A Strong Offense
A Stronger Defense
In Estate of Weisberg, the New York Surrogate’s Court was faced with dual petitions for administration in the estate of Chaim Weisberg, an Orthodox Jew who died intestate. One petition was filed by decedent’s sister, as designee of decedent’s mother, who claimed that decedent was unmarried at the time of his death and his mother was his sole distributee. A cross-petition and motion for summary judgment was filed by Jannah Geaney, who claimed that she was legally married to decedent in an Islamic ceremony and was therefore his sole distributee and should be administrator of her husband’s estate. This case focused on whether Geaney met her burden of making a prima facie case of entitlement to summary judgment. The Court ultimately determined that she had not met her burden even though the Court found no material issue of fact that the decedent and Geaney took part in an Islamic marriage ceremony.
In a family court proceeding in which Geaney and decedent both sought an order of protection against the other, the court ruled that the two were married. But the Surrogate’s Court held that the decision was neither a final determination on the merits nor a determination of an issue material to the family offense proceeding, but merely an administrative finding made for the purposes of assigning the case in family court. Thus, it had no preclusive effect.
The Surrogate’s Court rejected an affidavit by Geaney supporting that the marriage as it was not in admissible form because it lacked a jurat indicating that it was sworn to before a notary public. The court also rejected an affidavit by the president of the Islamic Counsel of America, Inc. concerning the marriage ceremony because it was based solely on information and belief.
After reviewing the remaining admissible evidence, the Surrogate’s Court ultimately found that although there was no issue of fact to dispute the occurrence of the marriage ceremony between the parties, the fact of the ceremony did not settle the question of whether, as required for the purposes of the motion, the ceremony constituted a valid marriage under New York law. Geaney produced no requisite evidence as to the qualification of the officiant at the marriage or a sufficient description of the ceremony to demonstrate, for purposes of summary judgment, that the parties “solemnized” their marriage by declaring in the presence of clergy and witnesses that they take each other as husband and wife.
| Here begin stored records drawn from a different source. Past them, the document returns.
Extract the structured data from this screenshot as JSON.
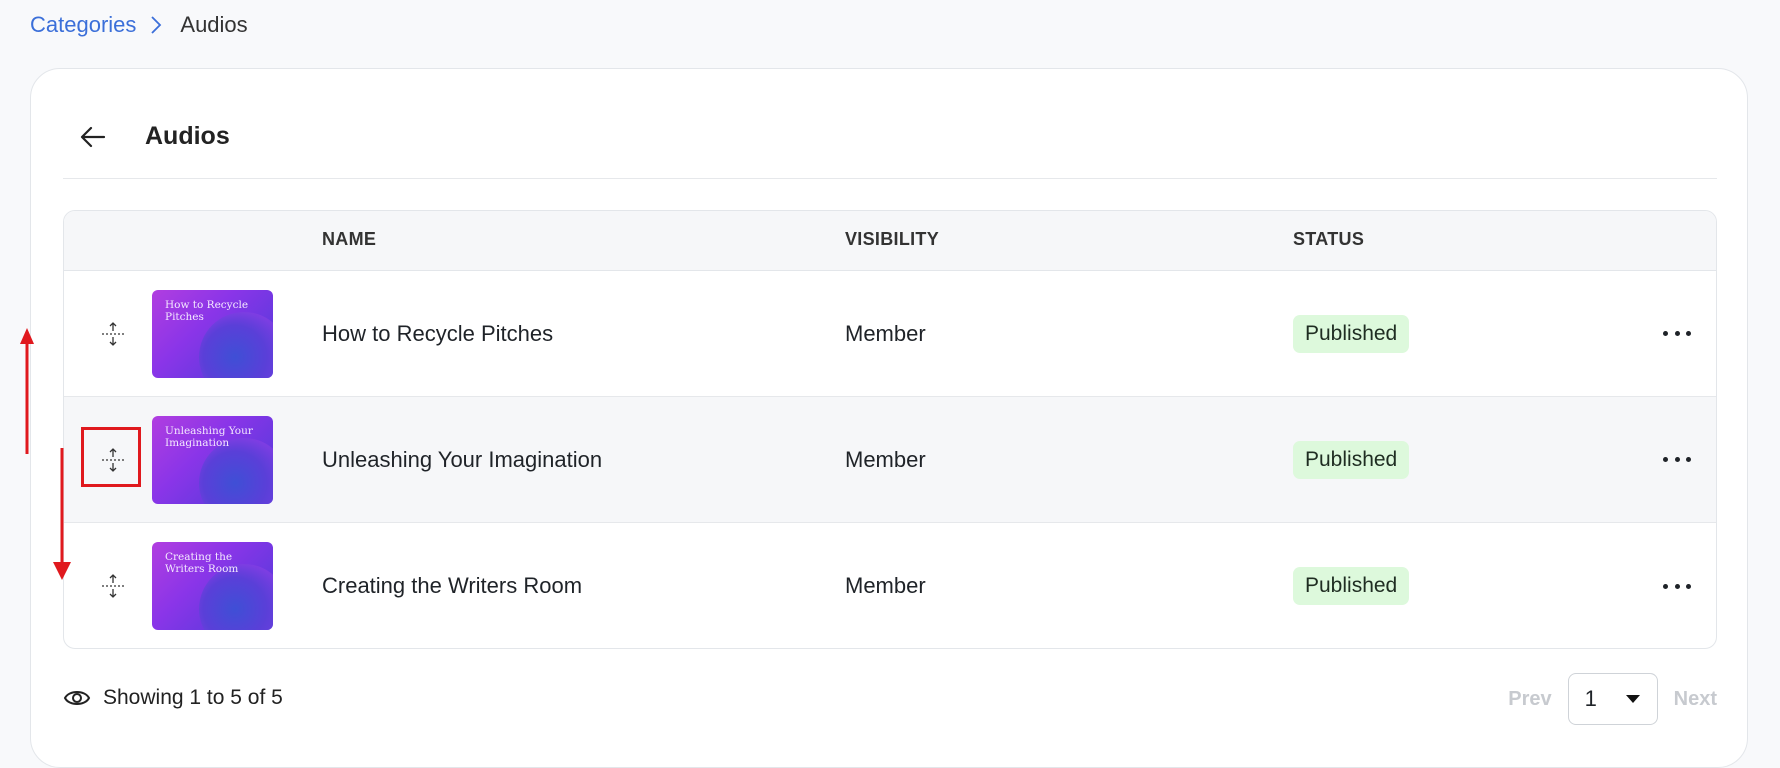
{
  "breadcrumb": {
    "parent": "Categories",
    "current": "Audios"
  },
  "header": {
    "title": "Audios"
  },
  "table": {
    "columns": {
      "name": "NAME",
      "visibility": "VISIBILITY",
      "status": "STATUS"
    },
    "rows": [
      {
        "thumb_title": "How to Recycle Pitches",
        "name": "How to Recycle Pitches",
        "visibility": "Member",
        "status": "Published"
      },
      {
        "thumb_title": "Unleashing Your Imagination",
        "name": "Unleashing Your Imagination",
        "visibility": "Member",
        "status": "Published"
      },
      {
        "thumb_title": "Creating the Writers Room",
        "name": "Creating the Writers Room",
        "visibility": "Member",
        "status": "Published"
      }
    ]
  },
  "footer": {
    "showing": "Showing 1 to 5 of 5",
    "prev": "Prev",
    "next": "Next",
    "page": "1"
  },
  "colors": {
    "accent": "#3b6fd9",
    "badge_bg": "#ddf9dc",
    "annotation": "#e0191e"
  }
}
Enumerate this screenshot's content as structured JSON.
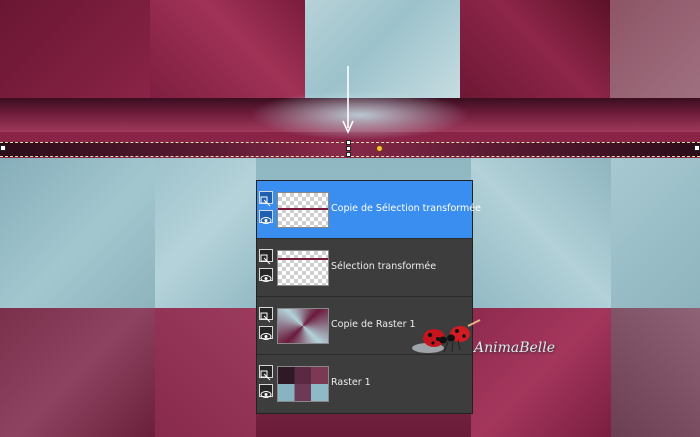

The court thus denied the motion for summary judgment, leaving it for the parties to go to trial to determine whether Geaney’s and decedent’s “marriage ceremony” constituted a valid marriage under New York law and who should be the administrator of decedent’s estate.